Analysis of HCl and ClO time series in the upper stratosphere using satellite data sets
1Department of Physics, University of Toronto, Toronto, ON, Canada
2Department of Earth and Space Science, Chalmers University of Technology, Gothenburg, Sweden
3Jet Propulsion Laboratory, California Institute of Technology, Pasadena, CA, USA
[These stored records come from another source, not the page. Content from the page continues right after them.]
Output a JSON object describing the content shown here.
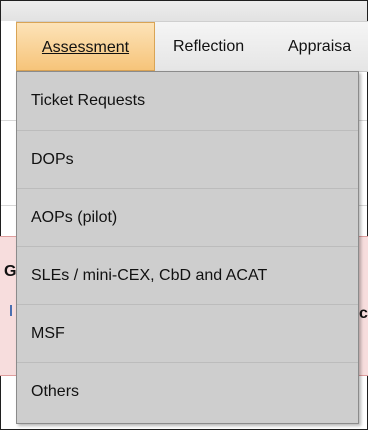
{
  "navbar": {
    "tabs": [
      {
        "label": "Assessment",
        "active": true
      },
      {
        "label": "Reflection",
        "active": false
      },
      {
        "label": "Appraisa",
        "active": false
      }
    ]
  },
  "dropdown": {
    "items": [
      {
        "label": "Ticket Requests"
      },
      {
        "label": "DOPs"
      },
      {
        "label": "AOPs (pilot)"
      },
      {
        "label": "SLEs / mini-CEX, CbD and ACAT"
      },
      {
        "label": "MSF"
      },
      {
        "label": "Others"
      }
    ]
  },
  "background": {
    "partial_left_char": "G",
    "partial_right_char": "c"
  },
  "colors": {
    "active_tab": "#f6c47a",
    "menu_bg": "#cecece",
    "alert_bg": "#f7dddd",
    "alert_border": "#df9e9e"
  }
}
Abstract. Previous analyses of satellite and ground-based measurements of hydrogen chloride (HCl) and chlorine monoxide (ClO) have suggested that total inorganic chlorine in the upper stratosphere is on the decline. We create HCl and ClO time series using satellite data sets extended to November 2008, so that an update can be made on the long term evolution of these two species. We use the HALogen Occultation Experiment (HALOE) and the Atmospheric Chemistry Experiment Fourier Transform Spectrometer (ACE-FTS) data for the HCl analysis, and the Odin Sub-Millimetre Radiometer (SMR) and the Aura Microwave Limb Sounder (Aura-MLS) measurements for the study of ClO. Altitudes between 35 and 45 km and two mid-latitude bands: 30° S–50° S and 30° N–50° N, for HCl, and 20° S–20° N for ClO and HCl are studied. ACE-FTS and HALOE HCl anomaly time series (with QBO and seasonal contributions removed) are combined to produce all instrument average time series, which show HCl to be reducing from peak 1997 values at a linear estimated rate of −5.1 % decade−1 in the Northern Hemisphere and −5.2 % decade−1 in the Southern Hemisphere, while the tropics show a linear trend of −5.8 % per decade (although we do not remove the QBO contribution there due to sparse data). Trend values are significantly different from a zero trend at the 2 sigma level. ClO is decreasing in the tropics by −7.1 % ± 7.8 % decade−1 based on measurements made from December 2001 to November 2008. The statistically significant downward trend found in HCl after 1997 and the apparent downward ClO trend since 2001 (although not statistically significant) confirm how effective the 1987 Montreal protocol objectives and its amendments have been in reducing the total amount of inorganic chlorine.